The 19-year-old sky rocketed to fame last year thanks to her eternally relatable tunes known for capturing the essence of being a teenager.
Her heartfelt and reflective tunes about first loves turned ‘sour’ are just the beginning of Rodrigo’s incredible ability to create and preserve an eternal feeling of teenhood.
The cover of Rodrigo’s smash hit debut album “SOUR” memorably features Rodrigo standing in front of a purple background, and the LP is also available in a shade of violent.
Color Her World: Inside Rodrigo’s Penchant For Color
Rodrigo’s love for a colorful aesthetic goes beyond contributing to one of last year’s most memorable album covers!
She is one of many people around the world who have synesthesia.
According to WebMD, Synesthesia is a Greek word, and it means to “Perceive together.”
The unique ability allows one to “Experience one of your senses through another.”
So, as she told Vogue per People magazine, Rodrigo’s synesthesia allows her to “sense a color” while listening to music!
She was quick to illustrate the smorgasboard of colors which helped her see the songs on her first record.
“Many songs on ‘SOUR’ are purple, like ‘driver’s license’ is purple. But ‘good 4 u’ is like a purpley-blue,” she added.
Other tracks on the record showcase a variety of colors!
“‘jealously jealously’ is like bright red. ‘deja vu’ is like orange and pink and light purple,” she went on, describing some of the record’s more upbeat tracks.
“[‘deja vu’] is like, lighter and more pastel-y.” she also shared.
Which Fellow Singing Queen Has Synesthesia?
Rodrigo isn’t the only well-known singer who has synesthesia.
Ella ‘Lorde‘ Yelich-O’Connor also draws inspiration from the ability!
The “Mood Ring” singer has spoken extensively about her synesthesia many times in the press.
According to Teen Vogue via the New York Times, Lorde’s synesthesia is in the form of “sound-to-color.”
The driving force behind Lorde’s creative process which is fueled by her synesthesia, is “About getting the actual thing to sound like what I’ve been seeing.”
Lorde’s synesthesia grants her the ability to have her songwriting process rooted in visuals!
“If a song’s colors are too oppressive or ugly, sometimes I won’t want to work on it- when we first started ‘Tennis Court,” a song from her critically acclaimed debut album 2013’s ‘Pure Heroine,’ “we just had that pad playing the chords, and it was the worst textured tan color, like really dated, and it made me feel sick, and then we figured out that prechorus, and I started the lyric, and the song changed to all these incredible greens overnight!,” she explained in the New York Times profile.
There is a specific name for Lorde’s synesthesia.
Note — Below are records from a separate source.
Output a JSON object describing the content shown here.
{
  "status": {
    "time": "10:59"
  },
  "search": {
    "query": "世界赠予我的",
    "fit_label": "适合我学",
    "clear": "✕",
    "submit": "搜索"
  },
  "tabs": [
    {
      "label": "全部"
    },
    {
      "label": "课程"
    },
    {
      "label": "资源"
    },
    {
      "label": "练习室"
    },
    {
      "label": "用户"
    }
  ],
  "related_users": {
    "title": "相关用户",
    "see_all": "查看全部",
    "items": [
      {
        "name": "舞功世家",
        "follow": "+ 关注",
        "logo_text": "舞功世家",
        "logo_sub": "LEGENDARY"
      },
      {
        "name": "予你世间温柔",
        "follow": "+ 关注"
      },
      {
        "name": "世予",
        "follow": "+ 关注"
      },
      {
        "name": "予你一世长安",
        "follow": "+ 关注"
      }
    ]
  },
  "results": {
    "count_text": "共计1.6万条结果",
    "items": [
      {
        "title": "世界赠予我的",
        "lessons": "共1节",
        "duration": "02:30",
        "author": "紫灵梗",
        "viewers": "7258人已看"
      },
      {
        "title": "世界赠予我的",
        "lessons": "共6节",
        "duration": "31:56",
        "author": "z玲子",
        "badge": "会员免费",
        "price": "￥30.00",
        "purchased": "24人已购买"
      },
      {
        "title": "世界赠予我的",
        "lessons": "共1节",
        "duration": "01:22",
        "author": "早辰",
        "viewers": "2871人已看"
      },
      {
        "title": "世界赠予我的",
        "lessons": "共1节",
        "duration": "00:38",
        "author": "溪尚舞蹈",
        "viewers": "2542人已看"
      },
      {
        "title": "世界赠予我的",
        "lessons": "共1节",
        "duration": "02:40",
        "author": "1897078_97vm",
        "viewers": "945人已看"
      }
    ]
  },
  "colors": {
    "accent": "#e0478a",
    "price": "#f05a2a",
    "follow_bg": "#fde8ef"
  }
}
It’s known as chromesthesia, as per an article in Inverse.
Her synesthesia also played a role in the creation of her wildly successful sophomore LP!
Yep, it’s THAT song!
Lorde’s second record “Melodrama” opens with “Green Light,” which her synesthesia turned out to have had “an especially strong role” in bringing the song to life. (via Inverse)
Not only does the word synesthesia look as aesthetically pleasing as the cover for Olivia Rodrigo’s “SOUR” or the music video for Lorde’s “Green Light”, it’s proven to have played a part in the creation of some of the most popular tracks of the last decade! That’s a pretty dazzling fact, if you ask us!